▶ _WHAT NEEDS TO BE DONE_
Find the lines in the records below that contain "text", and report each of them.

-- EXTRACTED RECORDS follows --

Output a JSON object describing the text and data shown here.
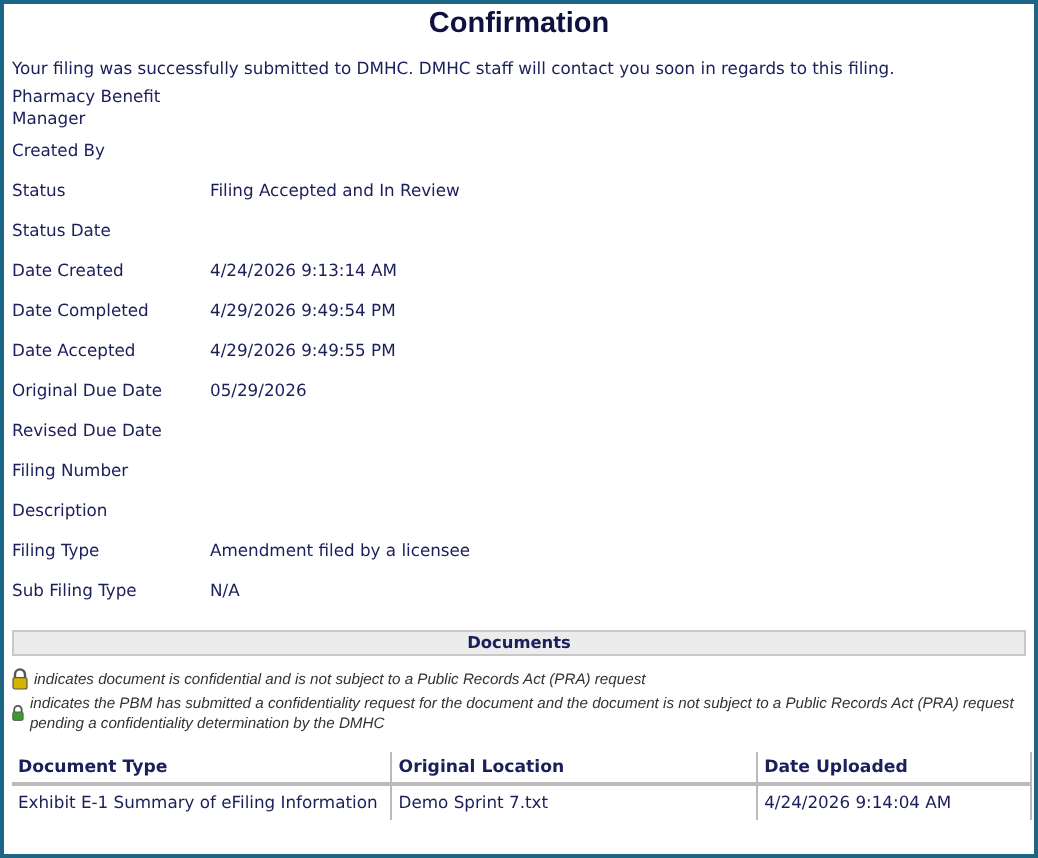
{
  "title": "Confirmation",
  "message": "Your filing was successfully submitted to DMHC. DMHC staff will contact you soon in regards to this filing.",
  "fields": [
    {
      "label": "Pharmacy Benefit Manager"
    },
    {
      "label": "Created By"
    },
    {
      "label": "Status",
      "value": "Filing Accepted and In Review"
    },
    {
      "label": "Status Date"
    },
    {
      "label": "Date Created",
      "value": "4/24/2026 9:13:14 AM"
    },
    {
      "label": "Date Completed",
      "value": "4/29/2026 9:49:54 PM"
    },
    {
      "label": "Date Accepted",
      "value": "4/29/2026 9:49:55 PM"
    },
    {
      "label": "Original Due Date",
      "value": "05/29/2026"
    },
    {
      "label": "Revised Due Date"
    },
    {
      "label": "Filing Number"
    },
    {
      "label": "Description"
    },
    {
      "label": "Filing Type",
      "value": "Amendment filed by a licensee"
    },
    {
      "label": "Sub Filing Type",
      "value": "N/A"
    }
  ],
  "documents": {
    "heading": "Documents",
    "legend": [
      {
        "color": "#d4b400",
        "text": "indicates document is confidential and is not subject to a Public Records Act (PRA) request"
      },
      {
        "color": "#3c9c2c",
        "text": "indicates the PBM has submitted a confidentiality request for the document and the document is not subject to a Public Records Act (PRA) request pending a confidentiality determination by the DMHC"
      }
    ],
    "table": {
      "columns": [
        "Document Type",
        "Original Location",
        "Date Uploaded"
      ],
      "rows": [
        [
          "Exhibit E-1 Summary of eFiling Information",
          "Demo Sprint 7.txt",
          "4/24/2026 9:14:04 AM"
        ]
      ]
    }
  }
}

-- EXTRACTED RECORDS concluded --

▶ _TASK RESULT_
Output a JSON object describing the text and data shown here.
        "text": "indicates document is confidential and is not subject to a Public Records Act (PRA) request"
        "text": "indicates the PBM has submitted a confidentiality request for the document and the document is not subject to a Public Records Act (PRA) request pending a confidentiality determination by the DMHC"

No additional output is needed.